Years ago, on my first visit to Whole Foods, I nearly passed out from the sheer number of choices. I had much the same response when I first set foot inside Larry’s Market, the now defunct supermarket that was one of the first, back in the 80s, to stay open for 24 hours. Even factoring for inflation, Whole Foods is far more overwhelming than Larry’s Market ever was.
What links them is the samples. At Larry’s Market, there were always little bread samples in the bakery and almost always some kind of sweet thing for afters. At the check-out, there was often a domed lid with chip samples under it. If you were lucky, someone might press a bite sized granola bar into your hand on the way out.
My orientation to grocery store sampling is that of a pudgy kid in the sixties. When I was growing up it wasn’t unusual for a stranger to approach an overweight kid eating a cookie at a picnic and say, “That’s the reason you’re fat.” In the way these things work, I was the one who ended up feeling ashamed, not the adult who felt so entitled to insult a child who took her comfort in the few places she could find it.
Enough of these experiences turned me into a secret sampler. I could smell a sample in the parking lot. I could suss out a whole store and find where they were handing out Tiger’s Milk samples in a futile attempt to popularize it. Though not technically a sample, I could finger the edge of wedding cake frosting left on the serving plate before the cake cutter turned back around to sink her knife in for another piece.
I think about how I got started on this life of sampling subterfuge sometimes when I am in a place like Whole Foods. There’s a way of lowering ones eyelids to half-mast in a disinterested survey, looking for a dome. Then circling the area like a predator, faking surprise when you come upon the prey, in this case, the do-nut holes.
I mention do-nut holes, because that’s how I set limits for myself. In a bakery, I only take a sample when there are do-nut holes. The truth is that most bakery goods look better than they taste. After you’ve been disappointed enough times, they don’t even look good anymore. But I like do-nut holes and they always taste the same, give or take a day’s staleness.

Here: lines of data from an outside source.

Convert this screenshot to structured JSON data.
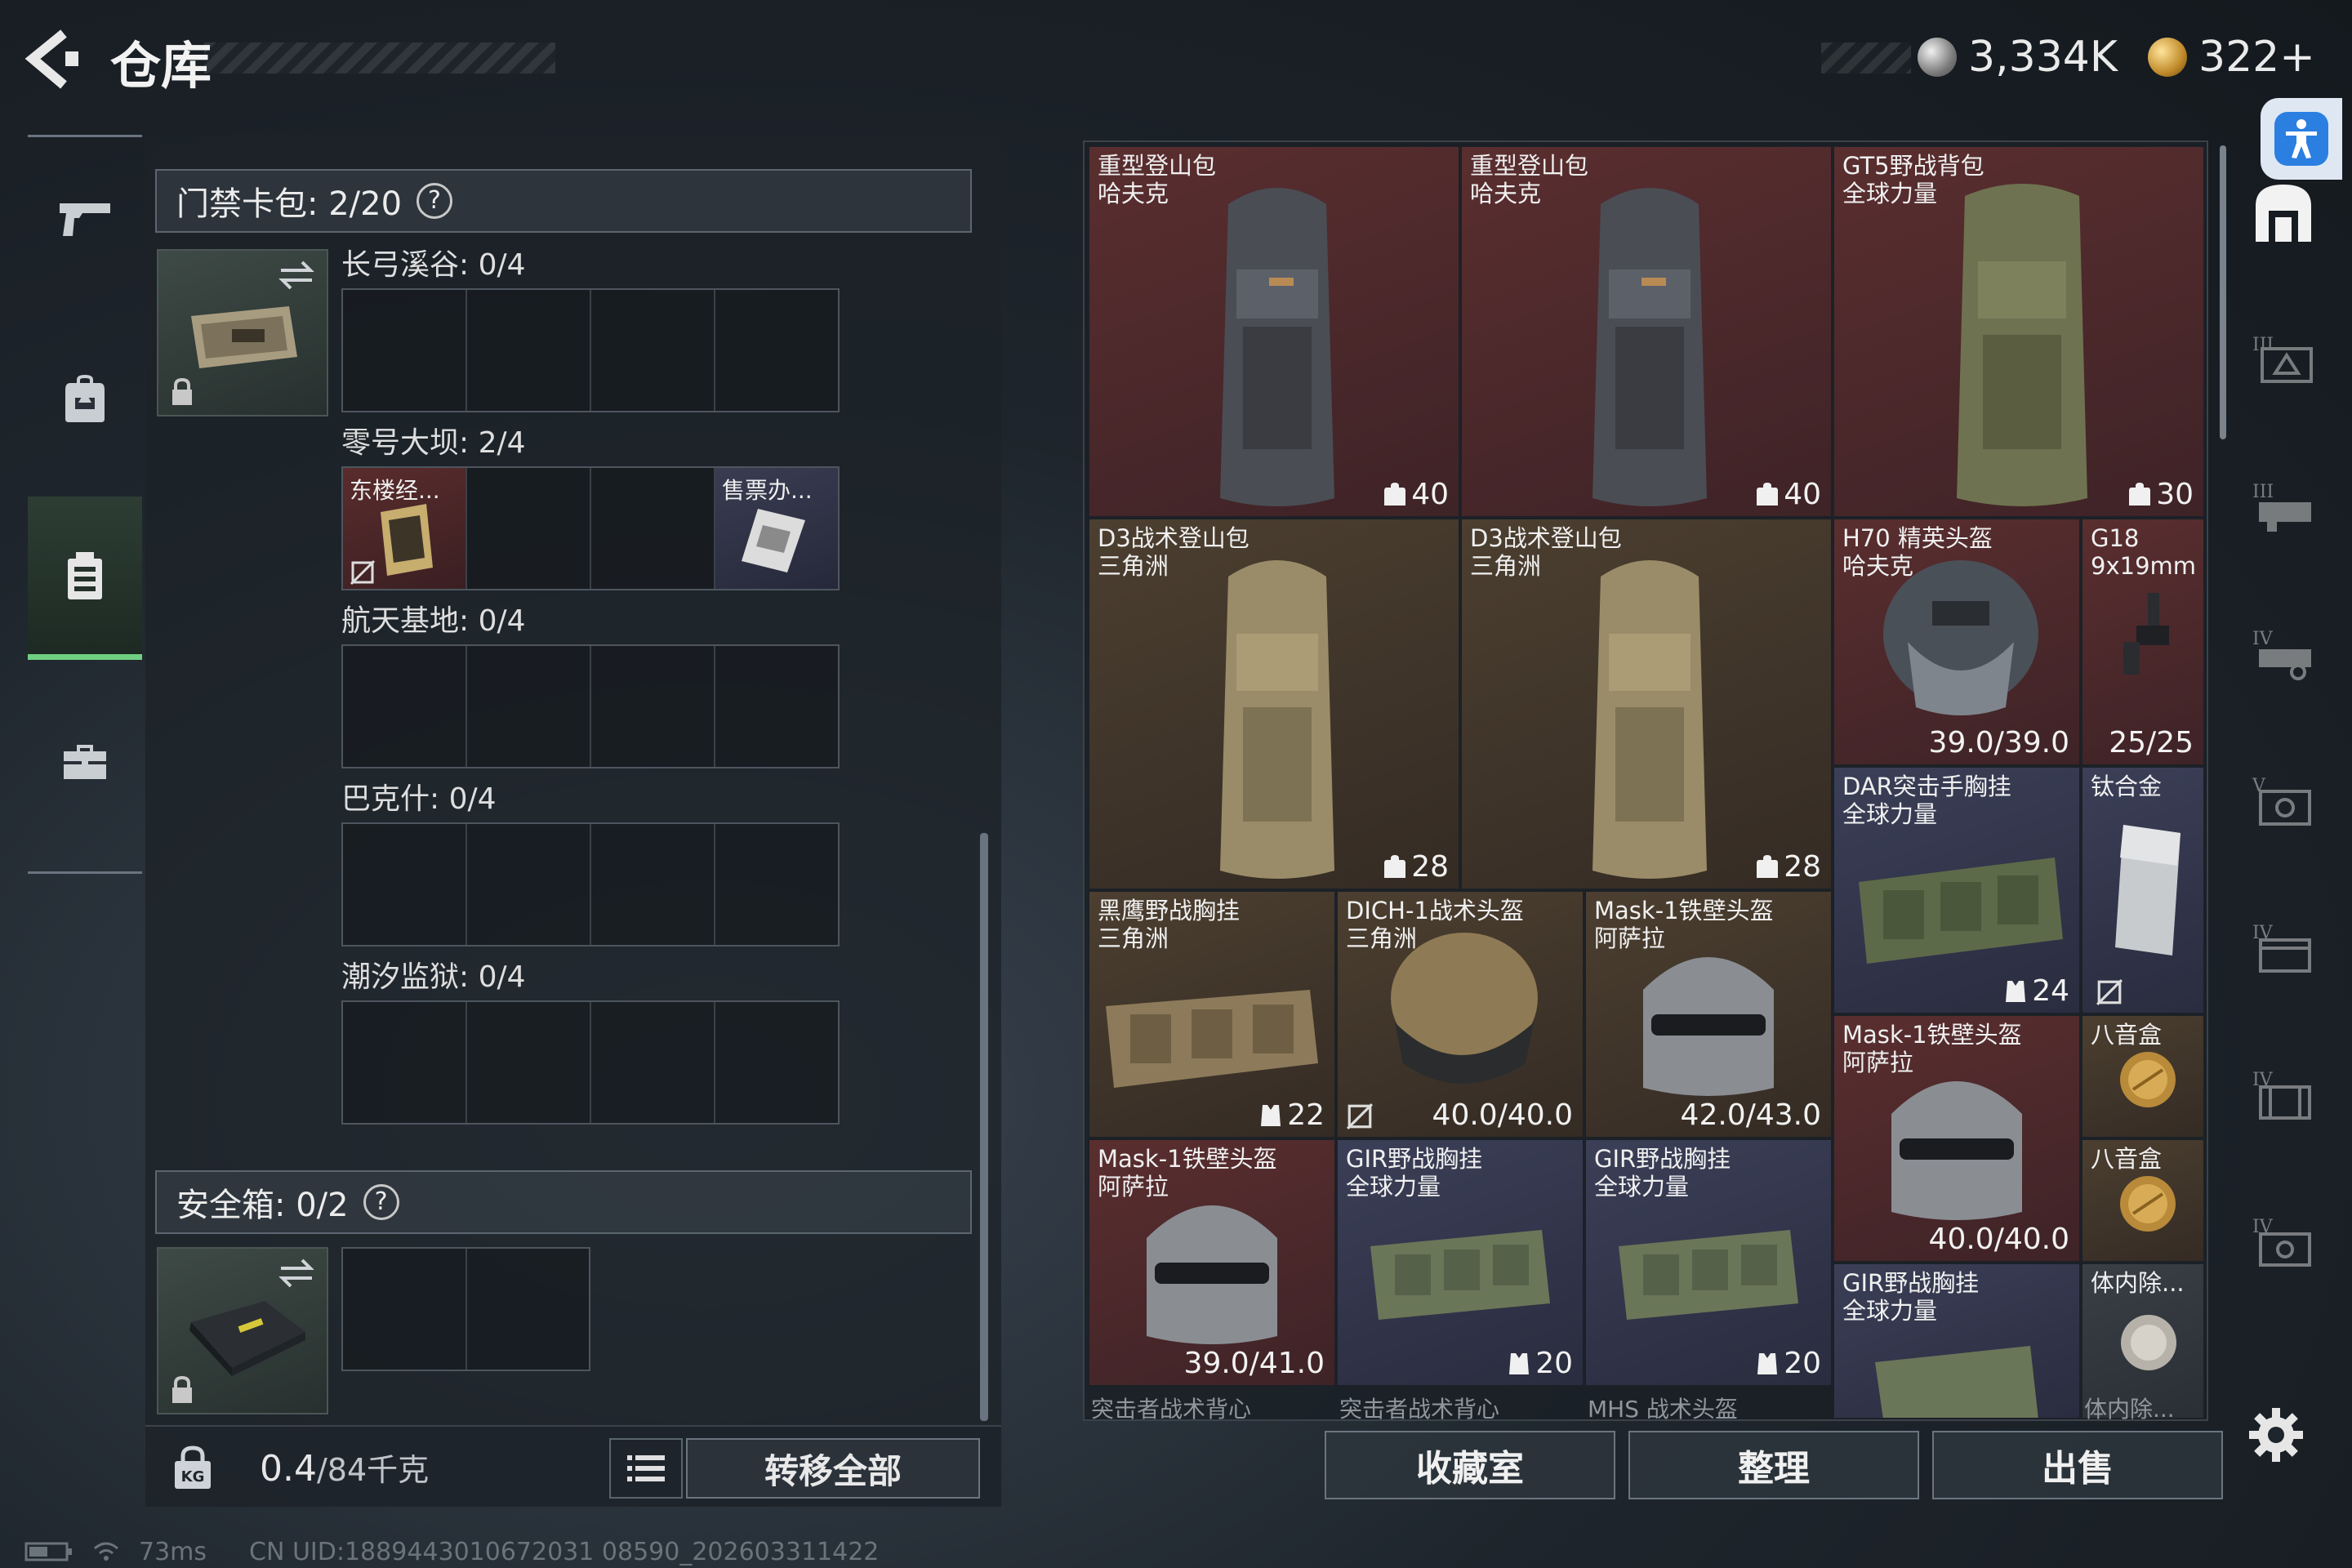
{
  "header": {
    "title": "仓库",
    "currency_silver": "3,334K",
    "currency_gold": "322+"
  },
  "left_panel": {
    "keycard_header": "门禁卡包: 2/20",
    "keycard_help": "?",
    "zones": [
      {
        "label": "长弓溪谷: 0/4"
      },
      {
        "label": "零号大坝: 2/4",
        "items": [
          "东楼经...",
          "售票办..."
        ]
      },
      {
        "label": "航天基地: 0/4"
      },
      {
        "label": "巴克什: 0/4"
      },
      {
        "label": "潮汐监狱: 0/4"
      }
    ],
    "safebox_header": "安全箱: 0/2",
    "safebox_help": "?",
    "weight": "0.4",
    "weight_max": "/84千克",
    "transfer_all": "转移全部"
  },
  "status": {
    "ping": "73ms",
    "uid": "CN UID:1889443010672031 08590_202603311422"
  },
  "grid": {
    "items": [
      {
        "name": "重型登山包",
        "brand": "哈夫克",
        "stat": "40",
        "stat_icon": "backpack"
      },
      {
        "name": "重型登山包",
        "brand": "哈夫克",
        "stat": "40",
        "stat_icon": "backpack"
      },
      {
        "name": "GT5野战背包",
        "brand": "全球力量",
        "stat": "30",
        "stat_icon": "backpack"
      },
      {
        "name": "D3战术登山包",
        "brand": "三角洲",
        "stat": "28",
        "stat_icon": "backpack"
      },
      {
        "name": "D3战术登山包",
        "brand": "三角洲",
        "stat": "28",
        "stat_icon": "backpack"
      },
      {
        "name": "H70 精英头盔",
        "brand": "哈夫克",
        "stat": "39.0/39.0"
      },
      {
        "name": "G18",
        "brand": "9x19mm",
        "stat": "25/25"
      },
      {
        "name": "DAR突击手胸挂",
        "brand": "全球力量",
        "stat": "24",
        "stat_icon": "vest"
      },
      {
        "name": "钛合金",
        "brand": ""
      },
      {
        "name": "黑鹰野战胸挂",
        "brand": "三角洲",
        "stat": "22",
        "stat_icon": "vest"
      },
      {
        "name": "DICH-1战术头盔",
        "brand": "三角洲",
        "stat": "40.0/40.0"
      },
      {
        "name": "Mask-1铁壁头盔",
        "brand": "阿萨拉",
        "stat": "42.0/43.0"
      },
      {
        "name": "Mask-1铁壁头盔",
        "brand": "阿萨拉",
        "stat": "40.0/40.0"
      },
      {
        "name": "八音盒",
        "brand": ""
      },
      {
        "name": "八音盒",
        "brand": ""
      },
      {
        "name": "Mask-1铁壁头盔",
        "brand": "阿萨拉",
        "stat": "39.0/41.0"
      },
      {
        "name": "GIR野战胸挂",
        "brand": "全球力量",
        "stat": "20",
        "stat_icon": "vest"
      },
      {
        "name": "GIR野战胸挂",
        "brand": "全球力量",
        "stat": "20",
        "stat_icon": "vest"
      },
      {
        "name": "GIR野战胸挂",
        "brand": "全球力量"
      },
      {
        "name": "体内除...",
        "brand": ""
      }
    ],
    "partial_row": [
      "突击者战术背心",
      "突击者战术背心",
      "MHS 战术头盔",
      "体内除..."
    ]
  },
  "bottom_buttons": {
    "collection": "收藏室",
    "sort": "整理",
    "sell": "出售"
  },
  "colors": {
    "accent_green": "#6fd081",
    "rarity_red": "#5a2e2f",
    "rarity_blue": "#3b3f57",
    "rarity_gold": "#4c3f30"
  },
  "icons": {
    "left_nav": [
      "pistol-icon",
      "backpack-icon",
      "keycard-case-icon",
      "briefcase-icon"
    ],
    "right_nav": [
      "safehouse-icon",
      "storage-tier-3-icon",
      "storage-tier-3b-icon",
      "storage-tier-4-icon",
      "storage-tier-5-icon",
      "storage-tier-4b-icon",
      "storage-tier-4c-icon",
      "storage-tier-4d-icon"
    ]
  }
}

Do-nut holes were the de-fault sample at the old QFC on 15th NW. I understand that a whole family can lunch off the samples at the big warehouse stores. The West Seattle Thriftway for months put out samples of obscure little banana flavored sugar cookies that made the staff re-route themselves just to get another one. At the old Art’s Family Center which some of us still call Art’s, but which now is another QFC, you could always get salmon spread on either a Triscuit or a Wheat Thin. Or both if you were fast enough. The place to go for not just a sample, but a whole hunk of bread with butter is Great Harvest Bread Company.
Speaking as a veteran sampler, I can say that Whole Foods does better than any store I have ever scavenged. On a good day, you can sample orange slices and grapes in the produce section, something smoked in the meat or fish section, chips and dip in aisle seven and washed down with coffee or tea one aisle over. Double back for the green liquid by the protein drinks or the artisanal granola in the cereal aisle, then due north to try some kefir, Yobaby or Greek yogurt. Any continental repast finishes with cheese of which there can easily be four different kinds to sample, and then if you are lucky enough to get to the domed lid in time, some tiramisu or fudge cake in the bakery. Whole Foods doesn’t do anything so down-market as do-nut holes.
But I have never seen anything like the sampler’s paradise that is Mackinac Island. The townies call the tourists “fudgies” with good reason. Every other store front on the main street is a candy kitchen and you can eat a pound of fudge in a day just from going in and out of them. Not that I ever did.
This last item is off topic by content, but not by free association. Jessie, my little fairy god-child from years past, could make my mother laugh outright at comments I could never have gotten past her. Jessie was with me one fourth of July when I went to see my parents in Olympia. We were putting together a hamburger supper and my mother was shaking the mustard bottle while she explained to Jessie that the first thing to come out the spout was usually water.
“Oh, I know all about that,” Jessie assured her. “That’s why I always get a mid-stream sample.”